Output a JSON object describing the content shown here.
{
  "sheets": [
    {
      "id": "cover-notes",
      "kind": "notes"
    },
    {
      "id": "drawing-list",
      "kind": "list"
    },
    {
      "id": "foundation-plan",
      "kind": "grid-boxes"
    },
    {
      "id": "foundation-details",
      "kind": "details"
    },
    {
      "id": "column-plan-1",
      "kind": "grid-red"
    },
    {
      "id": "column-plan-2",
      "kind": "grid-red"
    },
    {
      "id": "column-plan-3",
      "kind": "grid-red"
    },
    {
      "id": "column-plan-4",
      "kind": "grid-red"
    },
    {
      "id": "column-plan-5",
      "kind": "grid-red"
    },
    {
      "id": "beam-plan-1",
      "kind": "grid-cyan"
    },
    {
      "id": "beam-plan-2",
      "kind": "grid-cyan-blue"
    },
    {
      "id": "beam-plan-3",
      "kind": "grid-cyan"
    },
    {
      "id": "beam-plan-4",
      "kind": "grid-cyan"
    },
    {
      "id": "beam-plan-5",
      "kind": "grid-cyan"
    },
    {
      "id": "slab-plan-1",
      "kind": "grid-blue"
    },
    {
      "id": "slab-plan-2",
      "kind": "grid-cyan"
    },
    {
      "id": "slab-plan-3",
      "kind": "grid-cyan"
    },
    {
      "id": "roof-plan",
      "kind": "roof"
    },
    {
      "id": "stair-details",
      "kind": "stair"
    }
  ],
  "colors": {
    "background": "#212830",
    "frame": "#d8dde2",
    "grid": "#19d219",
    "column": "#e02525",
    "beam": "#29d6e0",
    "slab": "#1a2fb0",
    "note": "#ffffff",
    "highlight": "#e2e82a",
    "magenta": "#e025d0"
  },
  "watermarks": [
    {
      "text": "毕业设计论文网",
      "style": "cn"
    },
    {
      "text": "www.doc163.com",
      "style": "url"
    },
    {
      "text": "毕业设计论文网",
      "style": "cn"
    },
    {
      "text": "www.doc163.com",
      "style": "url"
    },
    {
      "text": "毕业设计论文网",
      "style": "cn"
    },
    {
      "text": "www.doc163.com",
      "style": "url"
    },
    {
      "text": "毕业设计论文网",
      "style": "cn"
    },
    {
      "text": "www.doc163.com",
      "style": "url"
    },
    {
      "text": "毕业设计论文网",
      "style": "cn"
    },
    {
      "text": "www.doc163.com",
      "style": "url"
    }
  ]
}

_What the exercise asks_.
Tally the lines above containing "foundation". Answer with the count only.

_Answer to this exercise_.
2